Each line of the listing that includes "Network" should be reported.

▶ _Available records_:

******

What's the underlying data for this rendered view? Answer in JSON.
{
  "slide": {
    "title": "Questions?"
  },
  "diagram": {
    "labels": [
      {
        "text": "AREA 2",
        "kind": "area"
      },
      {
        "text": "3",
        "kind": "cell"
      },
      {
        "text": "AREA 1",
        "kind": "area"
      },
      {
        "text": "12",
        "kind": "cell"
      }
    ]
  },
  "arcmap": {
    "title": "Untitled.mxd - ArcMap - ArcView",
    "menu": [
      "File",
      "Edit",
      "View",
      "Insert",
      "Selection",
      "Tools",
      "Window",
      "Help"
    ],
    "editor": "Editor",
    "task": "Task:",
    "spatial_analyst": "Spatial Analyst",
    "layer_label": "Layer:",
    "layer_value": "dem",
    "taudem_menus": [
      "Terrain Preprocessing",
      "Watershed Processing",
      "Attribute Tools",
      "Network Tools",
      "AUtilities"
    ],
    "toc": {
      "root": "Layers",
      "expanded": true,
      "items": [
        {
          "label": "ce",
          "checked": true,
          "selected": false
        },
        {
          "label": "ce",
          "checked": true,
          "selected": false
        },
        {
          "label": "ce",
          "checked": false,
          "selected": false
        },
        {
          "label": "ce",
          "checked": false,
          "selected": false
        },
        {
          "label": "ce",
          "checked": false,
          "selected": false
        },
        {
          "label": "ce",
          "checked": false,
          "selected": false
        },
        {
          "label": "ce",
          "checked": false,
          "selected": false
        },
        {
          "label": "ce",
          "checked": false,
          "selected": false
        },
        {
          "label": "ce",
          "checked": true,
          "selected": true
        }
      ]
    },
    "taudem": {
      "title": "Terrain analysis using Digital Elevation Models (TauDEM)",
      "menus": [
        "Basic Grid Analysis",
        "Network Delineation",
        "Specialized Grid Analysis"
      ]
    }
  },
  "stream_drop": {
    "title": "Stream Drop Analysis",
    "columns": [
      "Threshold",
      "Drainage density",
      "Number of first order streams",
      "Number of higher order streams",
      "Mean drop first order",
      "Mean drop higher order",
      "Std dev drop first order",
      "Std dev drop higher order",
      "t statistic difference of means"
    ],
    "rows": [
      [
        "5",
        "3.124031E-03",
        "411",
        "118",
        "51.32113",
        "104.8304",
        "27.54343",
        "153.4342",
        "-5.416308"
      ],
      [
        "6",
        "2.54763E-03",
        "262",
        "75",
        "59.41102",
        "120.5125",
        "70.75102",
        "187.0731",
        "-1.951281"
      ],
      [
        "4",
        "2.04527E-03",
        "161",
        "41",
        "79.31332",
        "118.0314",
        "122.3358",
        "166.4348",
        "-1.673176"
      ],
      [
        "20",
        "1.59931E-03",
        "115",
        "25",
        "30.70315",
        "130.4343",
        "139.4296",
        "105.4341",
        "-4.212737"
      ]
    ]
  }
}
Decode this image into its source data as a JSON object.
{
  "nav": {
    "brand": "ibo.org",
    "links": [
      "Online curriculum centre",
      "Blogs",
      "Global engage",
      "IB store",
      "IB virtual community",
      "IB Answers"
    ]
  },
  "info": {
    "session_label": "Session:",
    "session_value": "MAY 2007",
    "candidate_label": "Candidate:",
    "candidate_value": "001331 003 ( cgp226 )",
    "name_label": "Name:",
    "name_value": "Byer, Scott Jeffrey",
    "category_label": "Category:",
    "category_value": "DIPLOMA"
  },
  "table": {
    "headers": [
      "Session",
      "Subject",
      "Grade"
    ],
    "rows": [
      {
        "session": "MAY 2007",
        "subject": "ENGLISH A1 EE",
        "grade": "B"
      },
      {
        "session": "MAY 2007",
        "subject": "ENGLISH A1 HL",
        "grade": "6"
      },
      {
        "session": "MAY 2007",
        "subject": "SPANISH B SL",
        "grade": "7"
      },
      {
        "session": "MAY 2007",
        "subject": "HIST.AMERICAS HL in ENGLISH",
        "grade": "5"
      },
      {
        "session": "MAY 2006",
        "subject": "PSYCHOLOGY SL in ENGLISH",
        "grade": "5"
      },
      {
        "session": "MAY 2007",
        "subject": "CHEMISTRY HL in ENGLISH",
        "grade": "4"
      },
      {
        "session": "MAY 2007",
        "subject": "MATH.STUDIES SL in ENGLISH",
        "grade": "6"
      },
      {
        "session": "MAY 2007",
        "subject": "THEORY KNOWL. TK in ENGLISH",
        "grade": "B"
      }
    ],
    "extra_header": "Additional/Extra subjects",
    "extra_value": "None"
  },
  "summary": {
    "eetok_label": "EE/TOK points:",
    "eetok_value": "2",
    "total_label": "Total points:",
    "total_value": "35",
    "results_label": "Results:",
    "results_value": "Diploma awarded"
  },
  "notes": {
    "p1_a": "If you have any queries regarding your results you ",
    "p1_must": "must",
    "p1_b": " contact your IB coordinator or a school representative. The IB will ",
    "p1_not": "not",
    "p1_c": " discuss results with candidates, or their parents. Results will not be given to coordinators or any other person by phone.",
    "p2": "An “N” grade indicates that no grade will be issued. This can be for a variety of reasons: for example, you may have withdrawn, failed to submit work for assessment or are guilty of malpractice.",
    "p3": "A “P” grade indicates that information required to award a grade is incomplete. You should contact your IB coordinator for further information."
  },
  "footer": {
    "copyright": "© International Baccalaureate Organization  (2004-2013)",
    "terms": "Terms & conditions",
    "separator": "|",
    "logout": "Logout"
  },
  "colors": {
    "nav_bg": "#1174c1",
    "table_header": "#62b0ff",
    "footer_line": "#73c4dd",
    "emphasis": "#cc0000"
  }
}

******

▶ _Completed task_:
      "Network Tools",
        "Network Delineation",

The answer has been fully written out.